Assignment: What is needed is an exact copy of the entries below, with every picture left out.

/---

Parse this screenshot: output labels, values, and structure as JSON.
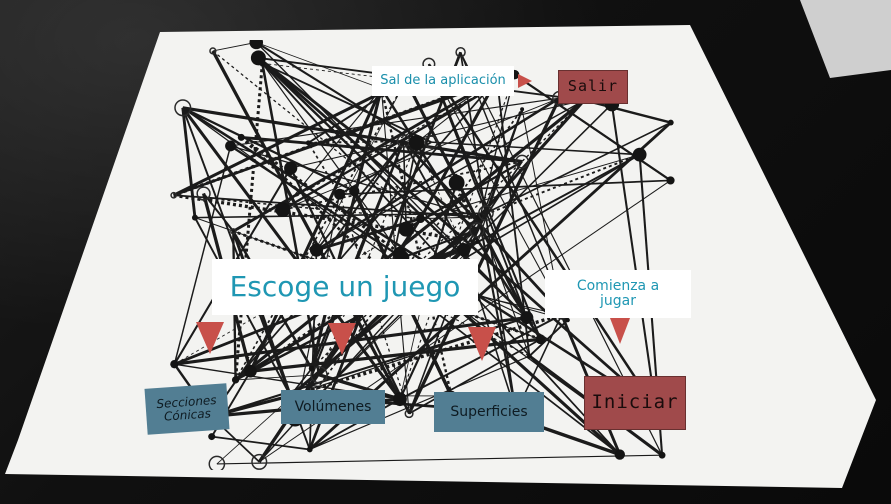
{
  "colors": {
    "label_text": "#1f97b3",
    "red_button": "#a04a4b",
    "blue_button": "#527e93",
    "arrow": "#c8504a"
  },
  "icons": {
    "pointer": "red-triangle-pointer-icon"
  },
  "header": {
    "exit_hint": "Sal de la aplicación",
    "exit_button": "Salir"
  },
  "main": {
    "title": "Escoge un juego",
    "start_hint_line1": "Comienza a",
    "start_hint_line2": "jugar",
    "start_button": "Iniciar"
  },
  "games": {
    "conic_line1": "Secciones",
    "conic_line2": "Cónicas",
    "volumes": "Volúmenes",
    "surfaces": "Superficies"
  }
}
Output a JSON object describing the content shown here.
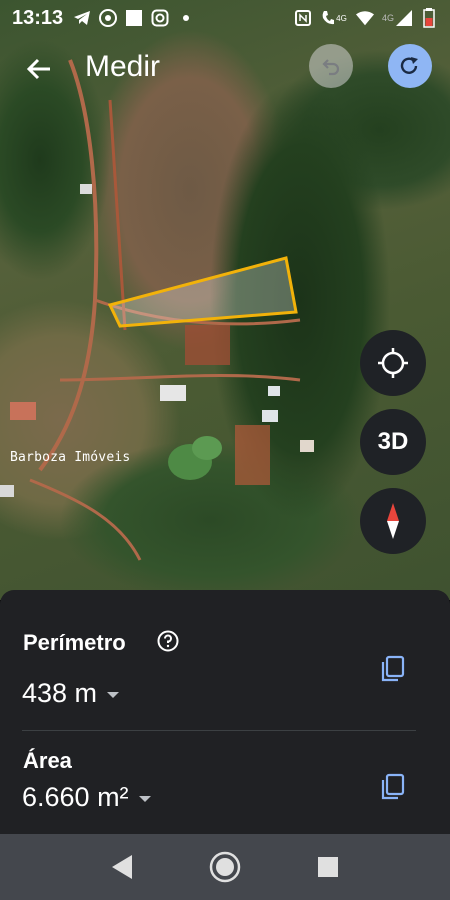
{
  "status_bar": {
    "time": "13:13",
    "network_label": "4G",
    "icons_left": [
      "telegram-icon",
      "chrome-icon",
      "square-icon",
      "instagram-icon",
      "dot-icon"
    ],
    "icons_right": [
      "nfc-icon",
      "call-4g-icon",
      "wifi-icon",
      "signal-icon",
      "battery-icon"
    ]
  },
  "appbar": {
    "title": "Medir",
    "back_icon": "arrow-left-icon",
    "undo_icon": "undo-icon",
    "redo_icon": "redo-icon"
  },
  "map": {
    "watermark": "Barboza Imóveis",
    "controls": {
      "locate_icon": "crosshair-icon",
      "view_3d_label": "3D",
      "compass_icon": "compass-icon"
    },
    "polygon_color": "#f2b20a"
  },
  "measurements": {
    "perimeter_label": "Perímetro",
    "perimeter_value": "438 m",
    "area_label": "Área",
    "area_value": "6.660 m²"
  },
  "colors": {
    "accent": "#8fb6f4",
    "sheet_bg": "#202124",
    "navbar_bg": "#44474d"
  }
}
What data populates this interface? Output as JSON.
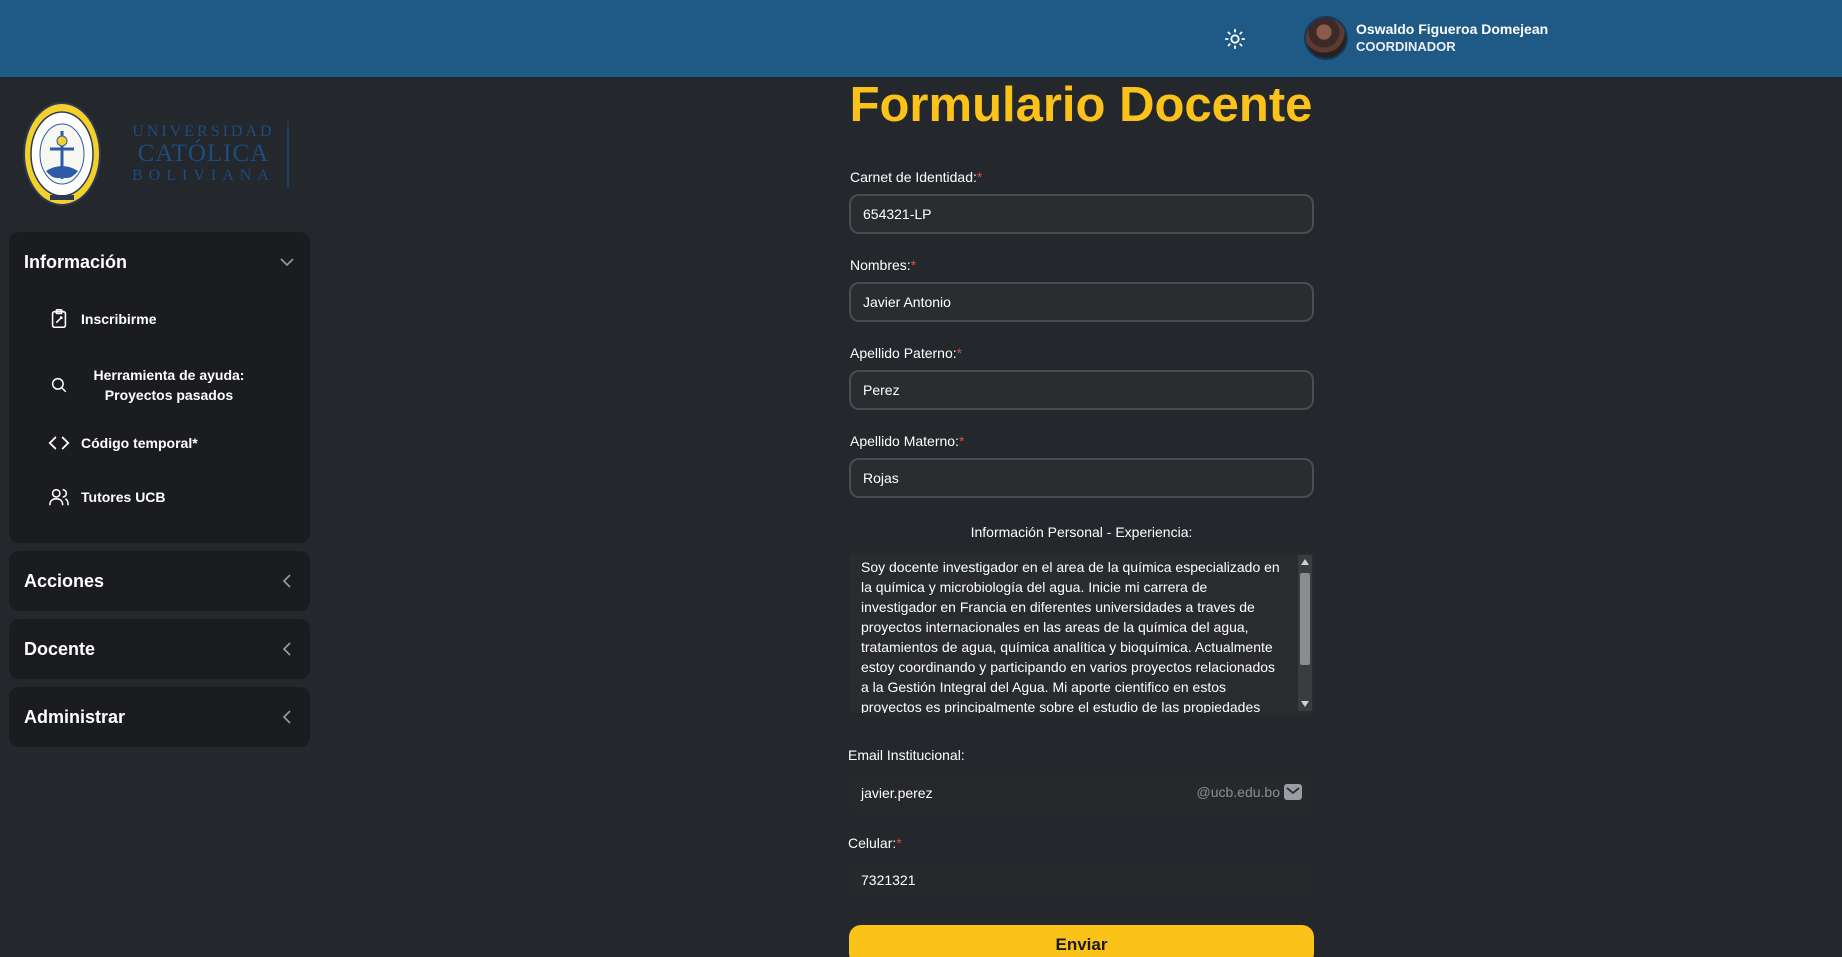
{
  "header": {
    "user_name": "Oswaldo Figueroa Domejean",
    "user_role": "COORDINADOR"
  },
  "logo": {
    "line1": "UNIVERSIDAD",
    "line2": "CATÓLICA",
    "line3": "BOLIVIANA"
  },
  "sidebar": {
    "informacion": {
      "title": "Información",
      "items": [
        {
          "label": "Inscribirme",
          "icon": "clipboard-icon"
        },
        {
          "label": "Herramienta de ayuda: Proyectos pasados",
          "icon": "search-icon"
        },
        {
          "label": "Código temporal*",
          "icon": "code-icon"
        },
        {
          "label": "Tutores UCB",
          "icon": "users-icon"
        }
      ]
    },
    "acciones": {
      "title": "Acciones"
    },
    "docente": {
      "title": "Docente"
    },
    "administrar": {
      "title": "Administrar"
    }
  },
  "form": {
    "title": "Formulario Docente",
    "ci_label": "Carnet de Identidad:",
    "ci_value": "654321-LP",
    "nombres_label": "Nombres:",
    "nombres_value": "Javier Antonio",
    "paterno_label": "Apellido Paterno:",
    "paterno_value": "Perez",
    "materno_label": "Apellido Materno:",
    "materno_value": "Rojas",
    "info_label": "Información Personal - Experiencia:",
    "info_value": "Soy docente investigador en el area de la química especializado en la química y microbiología del agua. Inicie mi carrera de investigador en Francia en diferentes universidades a traves de proyectos internacionales en las areas de la química del agua, tratamientos de agua, química analítica y bioquímica. Actualmente estoy coordinando y participando en varios proyectos relacionados a la Gestión Integral del Agua. Mi aporte cientifico en estos proyectos es principalmente sobre el estudio de las propiedades del",
    "email_label": "Email Institucional:",
    "email_value": "javier.perez",
    "email_suffix": "@ucb.edu.bo",
    "celular_label": "Celular:",
    "celular_value": "7321321",
    "required_mark": "*",
    "submit_label": "Enviar"
  },
  "colors": {
    "topbar": "#1f5a86",
    "accent": "#fbc21a",
    "background": "#24272b",
    "panel": "#1b1c1f",
    "required": "#e0464c"
  }
}
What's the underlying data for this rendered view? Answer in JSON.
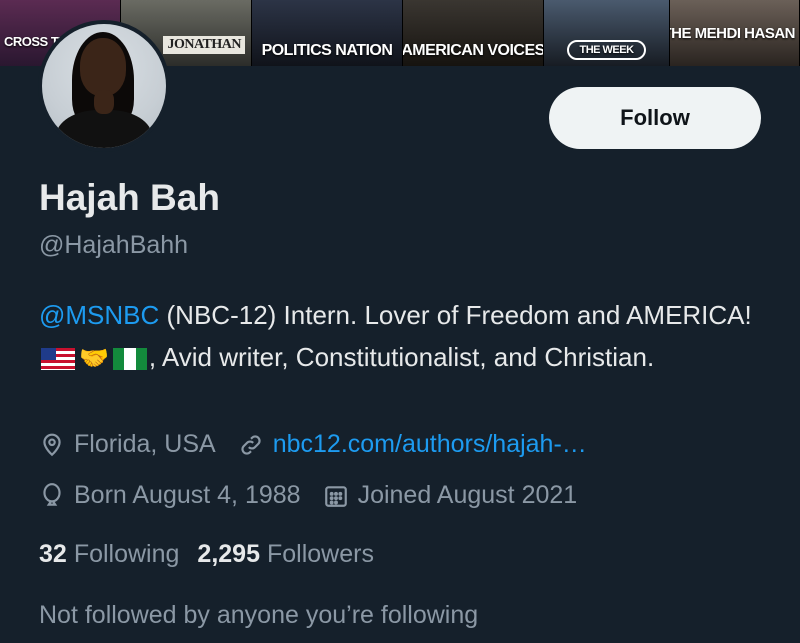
{
  "banner": {
    "tiles": [
      {
        "label": "CROSS TIEF"
      },
      {
        "label": "JONATHAN"
      },
      {
        "label": "POLITICS NATION"
      },
      {
        "label": "AMERICAN VOICES"
      },
      {
        "label": "THE WEEK"
      },
      {
        "label": "THE MEHDI HASAN"
      }
    ]
  },
  "profile": {
    "follow_label": "Follow",
    "display_name": "Hajah Bah",
    "handle": "@HajahBahh",
    "bio": {
      "mention": "@MSNBC",
      "text_1": " (NBC-12) Intern. Lover of Freedom and AMERICA! ",
      "text_2": ", Avid writer, Constitutionalist, and Christian."
    },
    "location": "Florida, USA",
    "website": "nbc12.com/authors/hajah-…",
    "birthday": "Born August 4, 1988",
    "joined": "Joined August 2021",
    "following_count": "32",
    "following_label": "Following",
    "followers_count": "2,295",
    "followers_label": "Followers",
    "not_followed_text": "Not followed by anyone you’re following"
  },
  "colors": {
    "background": "#15202b",
    "link": "#1d9bf0",
    "secondary_text": "#8b98a5"
  },
  "icons": {
    "location": "location-pin-icon",
    "link": "link-icon",
    "birthday": "balloon-icon",
    "joined": "calendar-icon"
  }
}
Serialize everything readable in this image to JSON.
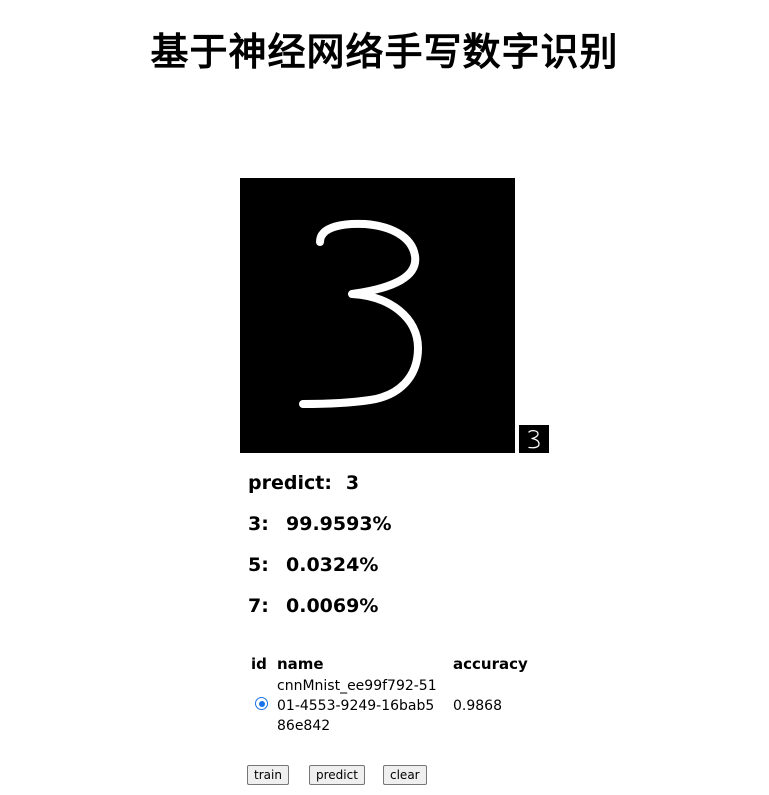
{
  "page": {
    "title": "基于神经网络手写数字识别"
  },
  "drawing": {
    "canvas_digit": "3",
    "thumbnail_digit": "3"
  },
  "prediction": {
    "label": "predict:",
    "value": "3",
    "top": [
      {
        "digit": "3:",
        "prob": "99.9593%"
      },
      {
        "digit": "5:",
        "prob": "0.0324%"
      },
      {
        "digit": "7:",
        "prob": "0.0069%"
      }
    ]
  },
  "models": {
    "headers": {
      "id": "id",
      "name": "name",
      "accuracy": "accuracy"
    },
    "rows": [
      {
        "selected": true,
        "name": "cnnMnist_ee99f792-5101-4553-9249-16bab586e842",
        "accuracy": "0.9868"
      }
    ]
  },
  "buttons": {
    "train": "train",
    "predict": "predict",
    "clear": "clear"
  }
}
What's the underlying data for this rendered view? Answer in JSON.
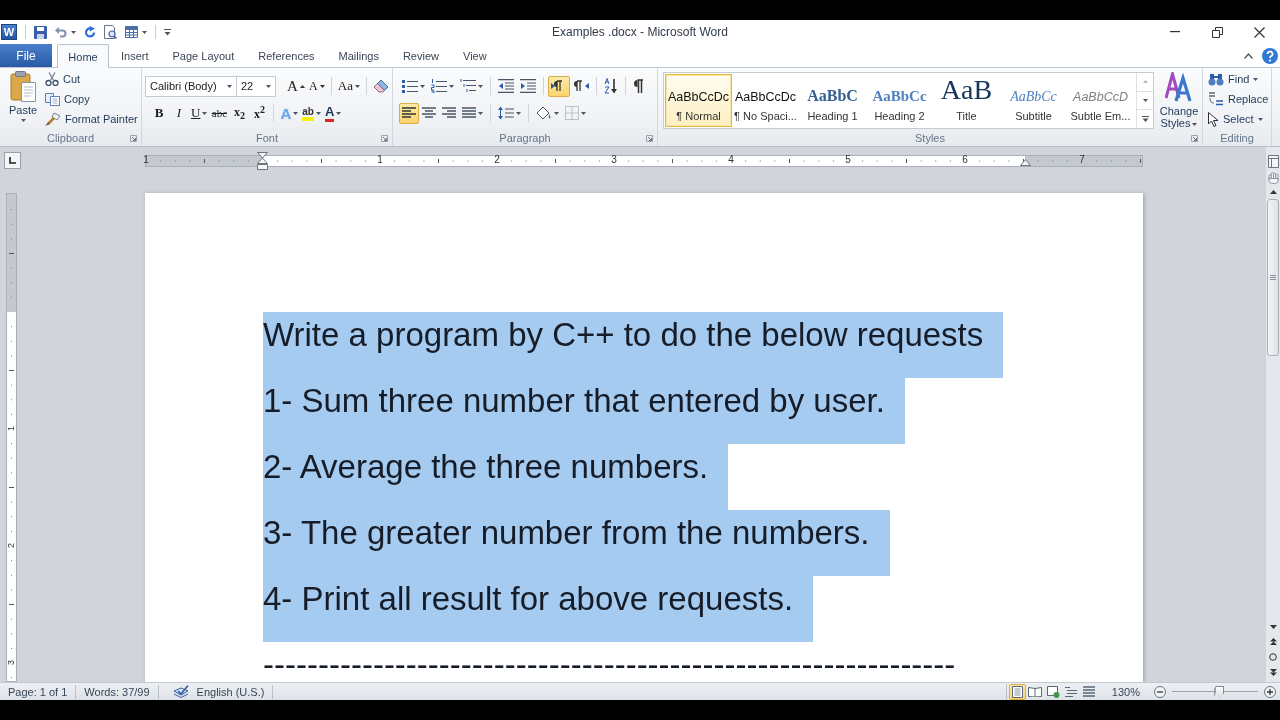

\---

Solution for this exercise:
Parse this screenshot: output labels, values, and structure as JSON.
{
  "colors": {
    "label_text": "#1f97b3",
    "red_button": "#a04a4b",
    "blue_button": "#527e93",
    "arrow": "#c8504a"
  },
  "icons": {
    "pointer": "red-triangle-pointer-icon"
  },
  "header": {
    "exit_hint": "Sal de la aplicación",
    "exit_button": "Salir"
  },
  "main": {
    "title": "Escoge un juego",
    "start_hint_line1": "Comienza a",
    "start_hint_line2": "jugar",
    "start_button": "Iniciar"
  },
  "games": {
    "conic_line1": "Secciones",
    "conic_line2": "Cónicas",
    "volumes": "Volúmenes",
    "surfaces": "Superficies"
  }
}
Output a JSON object describing the content shown here.
{
  "status_bar": {
    "time": "13:13",
    "network_label": "4G",
    "icons_left": [
      "telegram-icon",
      "chrome-icon",
      "square-icon",
      "instagram-icon",
      "dot-icon"
    ],
    "icons_right": [
      "nfc-icon",
      "call-4g-icon",
      "wifi-icon",
      "signal-icon",
      "battery-icon"
    ]
  },
  "appbar": {
    "title": "Medir",
    "back_icon": "arrow-left-icon",
    "undo_icon": "undo-icon",
    "redo_icon": "redo-icon"
  },
  "map": {
    "watermark": "Barboza Imóveis",
    "controls": {
      "locate_icon": "crosshair-icon",
      "view_3d_label": "3D",
      "compass_icon": "compass-icon"
    },
    "polygon_color": "#f2b20a"
  },
  "measurements": {
    "perimeter_label": "Perímetro",
    "perimeter_value": "438 m",
    "area_label": "Área",
    "area_value": "6.660 m²"
  },
  "colors": {
    "accent": "#8fb6f4",
    "sheet_bg": "#202124",
    "navbar_bg": "#44474d"
  }
}
What data populates this interface? Output as JSON.
{
  "header": {
    "user_name": "Oswaldo Figueroa Domejean",
    "user_role": "COORDINADOR"
  },
  "logo": {
    "line1": "UNIVERSIDAD",
    "line2": "CATÓLICA",
    "line3": "BOLIVIANA"
  },
  "sidebar": {
    "informacion": {
      "title": "Información",
      "items": [
        {
          "label": "Inscribirme",
          "icon": "clipboard-icon"
        },
        {
          "label": "Herramienta de ayuda: Proyectos pasados",
          "icon": "search-icon"
        },
        {
          "label": "Código temporal*",
          "icon": "code-icon"
        },
        {
          "label": "Tutores UCB",
          "icon": "users-icon"
        }
      ]
    },
    "acciones": {
      "title": "Acciones"
    },
    "docente": {
      "title": "Docente"
    },
    "administrar": {
      "title": "Administrar"
    }
  },
  "form": {
    "title": "Formulario Docente",
    "ci_label": "Carnet de Identidad:",
    "ci_value": "654321-LP",
    "nombres_label": "Nombres:",
    "nombres_value": "Javier Antonio",
    "paterno_label": "Apellido Paterno:",
    "paterno_value": "Perez",
    "materno_label": "Apellido Materno:",
    "materno_value": "Rojas",
    "info_label": "Información Personal - Experiencia:",
    "info_value": "Soy docente investigador en el area de la química especializado en la química y microbiología del agua. Inicie mi carrera de investigador en Francia en diferentes universidades a traves de proyectos internacionales en las areas de la química del agua, tratamientos de agua, química analítica y bioquímica. Actualmente estoy coordinando y participando en varios proyectos relacionados a la Gestión Integral del Agua. Mi aporte cientifico en estos proyectos es principalmente sobre el estudio de las propiedades del",
    "email_label": "Email Institucional:",
    "email_value": "javier.perez",
    "email_suffix": "@ucb.edu.bo",
    "celular_label": "Celular:",
    "celular_value": "7321321",
    "required_mark": "*",
    "submit_label": "Enviar"
  },
  "colors": {
    "topbar": "#1f5a86",
    "accent": "#fbc21a",
    "background": "#24272b",
    "panel": "#1b1c1f",
    "required": "#e0464c"
  }
}
What's the underlying data for this rendered view? Answer in JSON.
{
  "banner": {
    "tiles": [
      {
        "label": "CROSS TIEF"
      },
      {
        "label": "JONATHAN"
      },
      {
        "label": "POLITICS NATION"
      },
      {
        "label": "AMERICAN VOICES"
      },
      {
        "label": "THE WEEK"
      },
      {
        "label": "THE MEHDI HASAN"
      }
    ]
  },
  "profile": {
    "follow_label": "Follow",
    "display_name": "Hajah Bah",
    "handle": "@HajahBahh",
    "bio": {
      "mention": "@MSNBC",
      "text_1": " (NBC-12) Intern. Lover of Freedom and AMERICA! ",
      "text_2": ", Avid writer, Constitutionalist, and Christian."
    },
    "location": "Florida, USA",
    "website": "nbc12.com/authors/hajah-…",
    "birthday": "Born August 4, 1988",
    "joined": "Joined August 2021",
    "following_count": "32",
    "following_label": "Following",
    "followers_count": "2,295",
    "followers_label": "Followers",
    "not_followed_text": "Not followed by anyone you’re following"
  },
  "colors": {
    "background": "#15202b",
    "link": "#1d9bf0",
    "secondary_text": "#8b98a5"
  },
  "icons": {
    "location": "location-pin-icon",
    "link": "link-icon",
    "birthday": "balloon-icon",
    "joined": "calendar-icon"
  }
}
Serialize everything readable in this image to JSON.
{
  "page": {
    "title": "基于神经网络手写数字识别"
  },
  "drawing": {
    "canvas_digit": "3",
    "thumbnail_digit": "3"
  },
  "prediction": {
    "label": "predict:",
    "value": "3",
    "top": [
      {
        "digit": "3:",
        "prob": "99.9593%"
      },
      {
        "digit": "5:",
        "prob": "0.0324%"
      },
      {
        "digit": "7:",
        "prob": "0.0069%"
      }
    ]
  },
  "models": {
    "headers": {
      "id": "id",
      "name": "name",
      "accuracy": "accuracy"
    },
    "rows": [
      {
        "selected": true,
        "name": "cnnMnist_ee99f792-5101-4553-9249-16bab586e842",
        "accuracy": "0.9868"
      }
    ]
  },
  "buttons": {
    "train": "train",
    "predict": "predict",
    "clear": "clear"
  }
}
What's the underlying data for this rendered view? Answer in JSON.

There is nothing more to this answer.